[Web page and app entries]

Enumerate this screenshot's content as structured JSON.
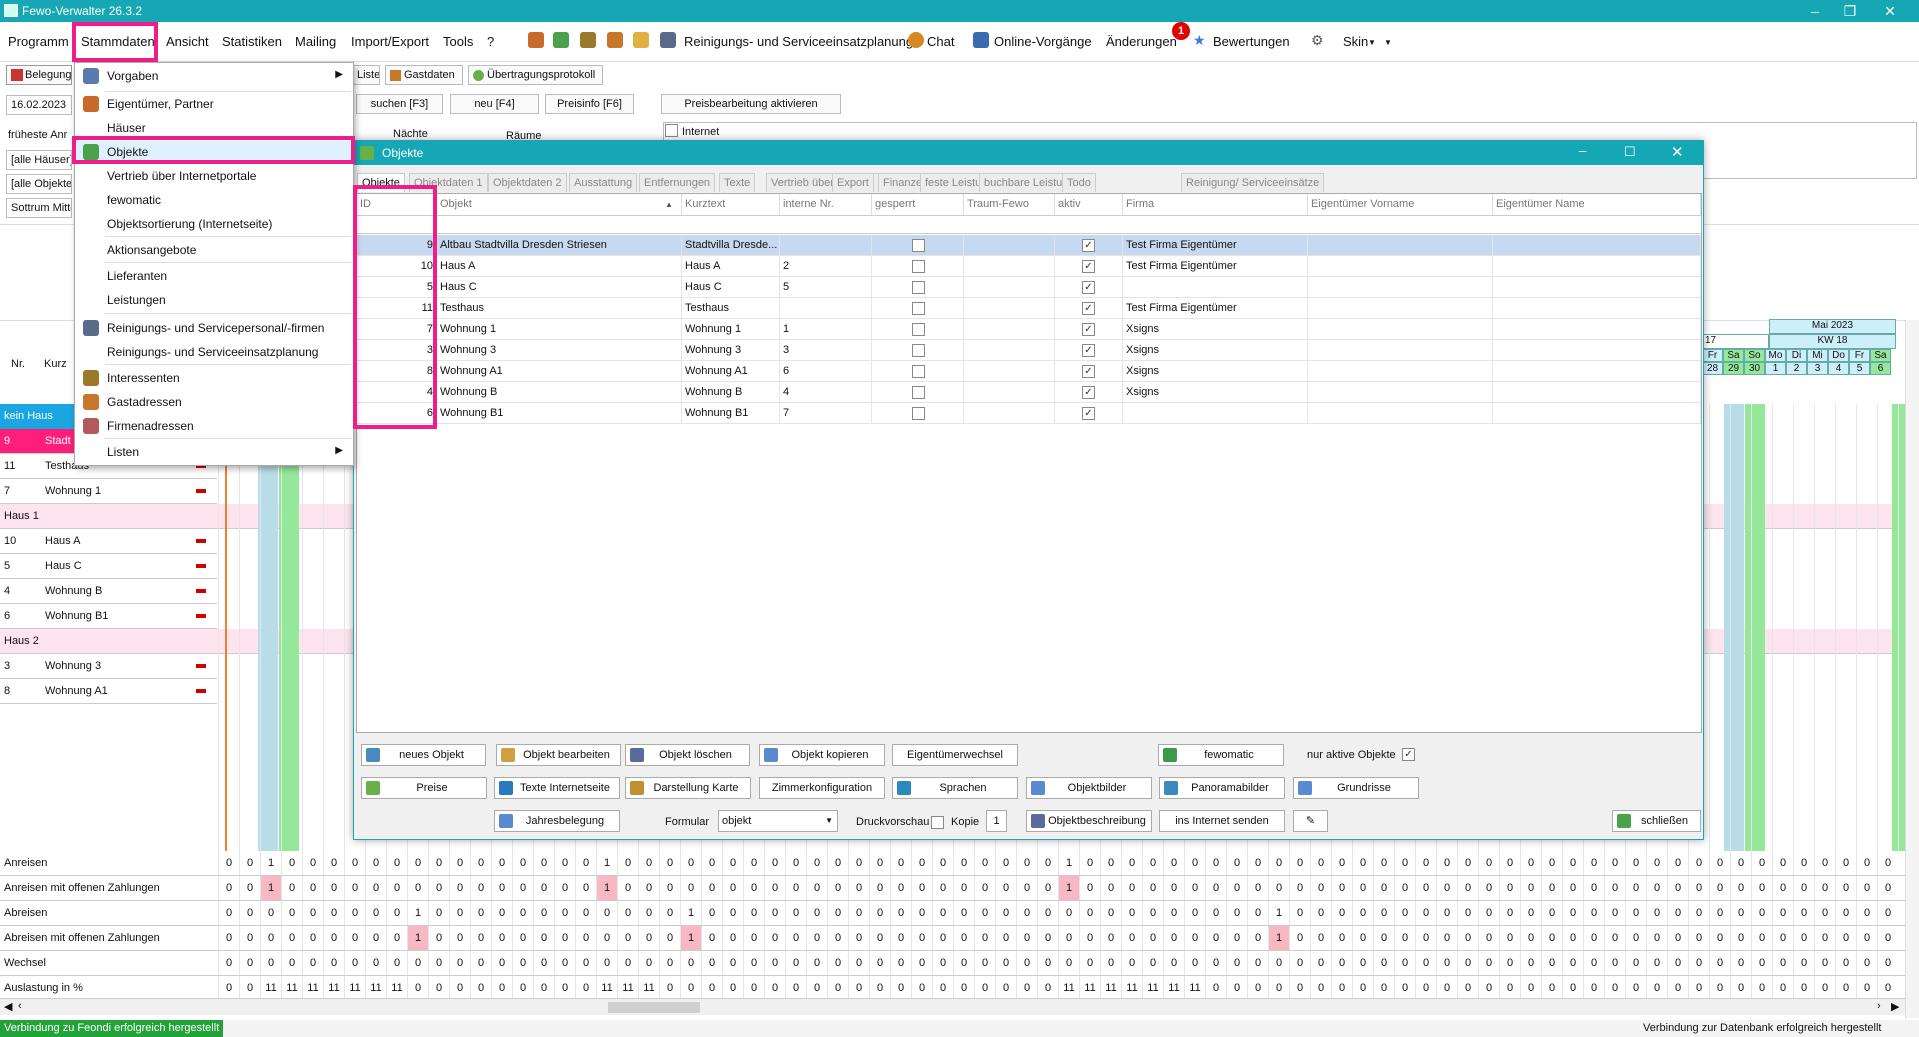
{
  "app": {
    "title": "Fewo-Verwalter 26.3.2"
  },
  "menubar": {
    "items": [
      "Programm",
      "Stammdaten",
      "Ansicht",
      "Statistiken",
      "Mailing",
      "Import/Export",
      "Tools",
      "?"
    ],
    "reinigung": "Reinigungs- und Serviceeinsatzplanung",
    "chat": "Chat",
    "online": "Online-Vorgänge",
    "aenderungen": "Änderungen",
    "aenderungen_badge": "1",
    "bewertungen": "Bewertungen",
    "skin": "Skin"
  },
  "left": {
    "belegung": "Belegung",
    "date": "16.02.2023",
    "frueheste": "früheste Anr",
    "alle_haeuser": "[alle Häuser]",
    "alle_objekte": "[alle Objekte]",
    "sottrum": "Sottrum Mitte",
    "col_nr": "Nr.",
    "col_kurz": "Kurz",
    "kein_haus": "kein Haus",
    "rows": [
      {
        "nr": "9",
        "kurz": "Stadt"
      },
      {
        "nr": "11",
        "kurz": "Testhaus"
      },
      {
        "nr": "7",
        "kurz": "Wohnung 1"
      },
      {
        "group": "Haus 1"
      },
      {
        "nr": "10",
        "kurz": "Haus A"
      },
      {
        "nr": "5",
        "kurz": "Haus C"
      },
      {
        "nr": "4",
        "kurz": "Wohnung B"
      },
      {
        "nr": "6",
        "kurz": "Wohnung B1"
      },
      {
        "group": "Haus 2"
      },
      {
        "nr": "3",
        "kurz": "Wohnung 3"
      },
      {
        "nr": "8",
        "kurz": "Wohnung A1"
      }
    ]
  },
  "toolbar2": {
    "liste": "Liste",
    "gastdaten": "Gastdaten",
    "uebertragung": "Übertragungsprotokoll",
    "suchen": "suchen [F3]",
    "neu": "neu [F4]",
    "preisinfo": "Preisinfo [F6]",
    "preisbearbeitung": "Preisbearbeitung aktivieren",
    "naechte": "Nächte",
    "raeume": "Räume",
    "internet": "Internet"
  },
  "dropdown": {
    "items": [
      {
        "label": "Vorgaben",
        "arrow": true
      },
      {
        "label": "Eigentümer, Partner"
      },
      {
        "label": "Häuser"
      },
      {
        "label": "Objekte"
      },
      {
        "label": "Vertrieb über Internetportale"
      },
      {
        "label": "fewomatic"
      },
      {
        "label": "Objektsortierung (Internetseite)"
      },
      {
        "label": "Aktionsangebote"
      },
      {
        "label": "Lieferanten"
      },
      {
        "label": "Leistungen"
      },
      {
        "label": "Reinigungs- und Servicepersonal/-firmen"
      },
      {
        "label": "Reinigungs- und Serviceeinsatzplanung"
      },
      {
        "label": "Interessenten"
      },
      {
        "label": "Gastadressen"
      },
      {
        "label": "Firmenadressen"
      },
      {
        "label": "Listen",
        "arrow": true
      }
    ]
  },
  "dialog": {
    "title": "Objekte",
    "tabs": [
      "Objekte",
      "Objektdaten 1",
      "Objektdaten 2",
      "Ausstattung",
      "Entfernungen",
      "Texte",
      "Vertrieb über Internet",
      "Export",
      "Finanzen",
      "feste Leistungen",
      "buchbare Leistungen",
      "Todo",
      "Reinigung/ Serviceeinsätze"
    ],
    "columns": [
      "ID",
      "Objekt",
      "Kurztext",
      "interne Nr.",
      "gesperrt",
      "Traum-Fewo",
      "aktiv",
      "Firma",
      "Eigentümer Vorname",
      "Eigentümer Name"
    ],
    "rows": [
      {
        "id": "9",
        "objekt": "Altbau Stadtvilla Dresden Striesen",
        "kurz": "Stadtvilla Dresde...",
        "intern": "",
        "firma": "Test Firma Eigentümer"
      },
      {
        "id": "10",
        "objekt": "Haus A",
        "kurz": "Haus A",
        "intern": "2",
        "firma": "Test Firma Eigentümer"
      },
      {
        "id": "5",
        "objekt": "Haus C",
        "kurz": "Haus C",
        "intern": "5",
        "firma": ""
      },
      {
        "id": "11",
        "objekt": "Testhaus",
        "kurz": "Testhaus",
        "intern": "",
        "firma": "Test Firma Eigentümer"
      },
      {
        "id": "7",
        "objekt": "Wohnung 1",
        "kurz": "Wohnung 1",
        "intern": "1",
        "firma": "Xsigns"
      },
      {
        "id": "3",
        "objekt": "Wohnung 3",
        "kurz": "Wohnung 3",
        "intern": "3",
        "firma": "Xsigns"
      },
      {
        "id": "8",
        "objekt": "Wohnung A1",
        "kurz": "Wohnung A1",
        "intern": "6",
        "firma": "Xsigns"
      },
      {
        "id": "4",
        "objekt": "Wohnung B",
        "kurz": "Wohnung B",
        "intern": "4",
        "firma": "Xsigns"
      },
      {
        "id": "6",
        "objekt": "Wohnung B1",
        "kurz": "Wohnung B1",
        "intern": "7",
        "firma": ""
      }
    ],
    "buttons": {
      "neues_objekt": "neues Objekt",
      "objekt_bearbeiten": "Objekt bearbeiten",
      "objekt_loeschen": "Objekt löschen",
      "objekt_kopieren": "Objekt kopieren",
      "eigentuemerwechsel": "Eigentümerwechsel",
      "fewomatic": "fewomatic",
      "nur_aktive": "nur aktive Objekte",
      "preise": "Preise",
      "texte_internetseite": "Texte Internetseite",
      "darstellung_karte": "Darstellung Karte",
      "zimmerkonfiguration": "Zimmerkonfiguration",
      "sprachen": "Sprachen",
      "objektbilder": "Objektbilder",
      "panoramabilder": "Panoramabilder",
      "grundrisse": "Grundrisse",
      "jahresbelegung": "Jahresbelegung",
      "formular_label": "Formular",
      "formular_value": "objekt",
      "druckvorschau": "Druckvorschau",
      "kopie_label": "Kopie",
      "kopie_value": "1",
      "objektbeschreibung": "Objektbeschreibung",
      "ins_internet": "ins Internet senden",
      "schliessen": "schließen"
    }
  },
  "calendar": {
    "month": "Mai 2023",
    "kw": "KW 18",
    "kw_prev": "17",
    "days": [
      "Fr",
      "Sa",
      "So",
      "Mo",
      "Di",
      "Mi",
      "Do",
      "Fr",
      "Sa"
    ],
    "dates": [
      "28",
      "29",
      "30",
      "1",
      "2",
      "3",
      "4",
      "5",
      "6"
    ]
  },
  "stats": {
    "rows": [
      {
        "label": "Anreisen",
        "values": [
          "0",
          "0",
          "1",
          "0",
          "0",
          "0",
          "0",
          "0",
          "0",
          "0",
          "0",
          "0",
          "0",
          "0",
          "0",
          "0",
          "0",
          "0",
          "1",
          "0",
          "0",
          "0",
          "0",
          "0",
          "0",
          "0",
          "0",
          "0",
          "0",
          "0",
          "0",
          "0",
          "0",
          "0",
          "0",
          "0",
          "0",
          "0",
          "0",
          "0",
          "1",
          "0",
          "0",
          "0",
          "0",
          "0",
          "0",
          "0",
          "0",
          "0",
          "0",
          "0",
          "0",
          "0",
          "0",
          "0",
          "0",
          "0",
          "0",
          "0",
          "0",
          "0",
          "0",
          "0",
          "0",
          "0",
          "0",
          "0",
          "0",
          "0",
          "0",
          "0",
          "0",
          "0",
          "0",
          "0",
          "0",
          "0",
          "0",
          "0",
          "0"
        ]
      },
      {
        "label": "Anreisen mit offenen Zahlungen",
        "values": [
          "0",
          "0",
          "1",
          "0",
          "0",
          "0",
          "0",
          "0",
          "0",
          "0",
          "0",
          "0",
          "0",
          "0",
          "0",
          "0",
          "0",
          "0",
          "1",
          "0",
          "0",
          "0",
          "0",
          "0",
          "0",
          "0",
          "0",
          "0",
          "0",
          "0",
          "0",
          "0",
          "0",
          "0",
          "0",
          "0",
          "0",
          "0",
          "0",
          "0",
          "1",
          "0",
          "0",
          "0",
          "0",
          "0",
          "0",
          "0",
          "0",
          "0",
          "0",
          "0",
          "0",
          "0",
          "0",
          "0",
          "0",
          "0",
          "0",
          "0",
          "0",
          "0",
          "0",
          "0",
          "0",
          "0",
          "0",
          "0",
          "0",
          "0",
          "0",
          "0",
          "0",
          "0",
          "0",
          "0",
          "0",
          "0",
          "0",
          "0",
          "0"
        ]
      },
      {
        "label": "Abreisen",
        "values": [
          "0",
          "0",
          "0",
          "0",
          "0",
          "0",
          "0",
          "0",
          "0",
          "1",
          "0",
          "0",
          "0",
          "0",
          "0",
          "0",
          "0",
          "0",
          "0",
          "0",
          "0",
          "0",
          "1",
          "0",
          "0",
          "0",
          "0",
          "0",
          "0",
          "0",
          "0",
          "0",
          "0",
          "0",
          "0",
          "0",
          "0",
          "0",
          "0",
          "0",
          "0",
          "0",
          "0",
          "0",
          "0",
          "0",
          "0",
          "0",
          "0",
          "0",
          "1",
          "0",
          "0",
          "0",
          "0",
          "0",
          "0",
          "0",
          "0",
          "0",
          "0",
          "0",
          "0",
          "0",
          "0",
          "0",
          "0",
          "0",
          "0",
          "0",
          "0",
          "0",
          "0",
          "0",
          "0",
          "0",
          "0",
          "0",
          "0",
          "0",
          "0"
        ]
      },
      {
        "label": "Abreisen mit offenen Zahlungen",
        "values": [
          "0",
          "0",
          "0",
          "0",
          "0",
          "0",
          "0",
          "0",
          "0",
          "1",
          "0",
          "0",
          "0",
          "0",
          "0",
          "0",
          "0",
          "0",
          "0",
          "0",
          "0",
          "0",
          "1",
          "0",
          "0",
          "0",
          "0",
          "0",
          "0",
          "0",
          "0",
          "0",
          "0",
          "0",
          "0",
          "0",
          "0",
          "0",
          "0",
          "0",
          "0",
          "0",
          "0",
          "0",
          "0",
          "0",
          "0",
          "0",
          "0",
          "0",
          "1",
          "0",
          "0",
          "0",
          "0",
          "0",
          "0",
          "0",
          "0",
          "0",
          "0",
          "0",
          "0",
          "0",
          "0",
          "0",
          "0",
          "0",
          "0",
          "0",
          "0",
          "0",
          "0",
          "0",
          "0",
          "0",
          "0",
          "0",
          "0",
          "0",
          "0"
        ]
      },
      {
        "label": "Wechsel",
        "values": [
          "0",
          "0",
          "0",
          "0",
          "0",
          "0",
          "0",
          "0",
          "0",
          "0",
          "0",
          "0",
          "0",
          "0",
          "0",
          "0",
          "0",
          "0",
          "0",
          "0",
          "0",
          "0",
          "0",
          "0",
          "0",
          "0",
          "0",
          "0",
          "0",
          "0",
          "0",
          "0",
          "0",
          "0",
          "0",
          "0",
          "0",
          "0",
          "0",
          "0",
          "0",
          "0",
          "0",
          "0",
          "0",
          "0",
          "0",
          "0",
          "0",
          "0",
          "0",
          "0",
          "0",
          "0",
          "0",
          "0",
          "0",
          "0",
          "0",
          "0",
          "0",
          "0",
          "0",
          "0",
          "0",
          "0",
          "0",
          "0",
          "0",
          "0",
          "0",
          "0",
          "0",
          "0",
          "0",
          "0",
          "0",
          "0",
          "0",
          "0",
          "0"
        ]
      },
      {
        "label": "Auslastung in %",
        "values": [
          "0",
          "0",
          "11",
          "11",
          "11",
          "11",
          "11",
          "11",
          "11",
          "0",
          "0",
          "0",
          "0",
          "0",
          "0",
          "0",
          "0",
          "0",
          "11",
          "11",
          "11",
          "0",
          "0",
          "0",
          "0",
          "0",
          "0",
          "0",
          "0",
          "0",
          "0",
          "0",
          "0",
          "0",
          "0",
          "0",
          "0",
          "0",
          "0",
          "0",
          "11",
          "11",
          "11",
          "11",
          "11",
          "11",
          "11",
          "0",
          "0",
          "0",
          "0",
          "0",
          "0",
          "0",
          "0",
          "0",
          "0",
          "0",
          "0",
          "0",
          "0",
          "0",
          "0",
          "0",
          "0",
          "0",
          "0",
          "0",
          "0",
          "0",
          "0",
          "0",
          "0",
          "0",
          "0",
          "0",
          "0",
          "0",
          "0",
          "0",
          "0"
        ]
      }
    ]
  },
  "status": {
    "left": "Verbindung zu Feondi erfolgreich hergestellt",
    "right": "Verbindung zur Datenbank erfolgreich hergestellt"
  }
}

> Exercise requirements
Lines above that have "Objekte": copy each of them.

> Your response
    "alle_objekte": "[alle Objekte]",
        "label": "Objekte"
    "title": "Objekte",
      "Objekte",
      "nur_aktive": "nur aktive Objekte",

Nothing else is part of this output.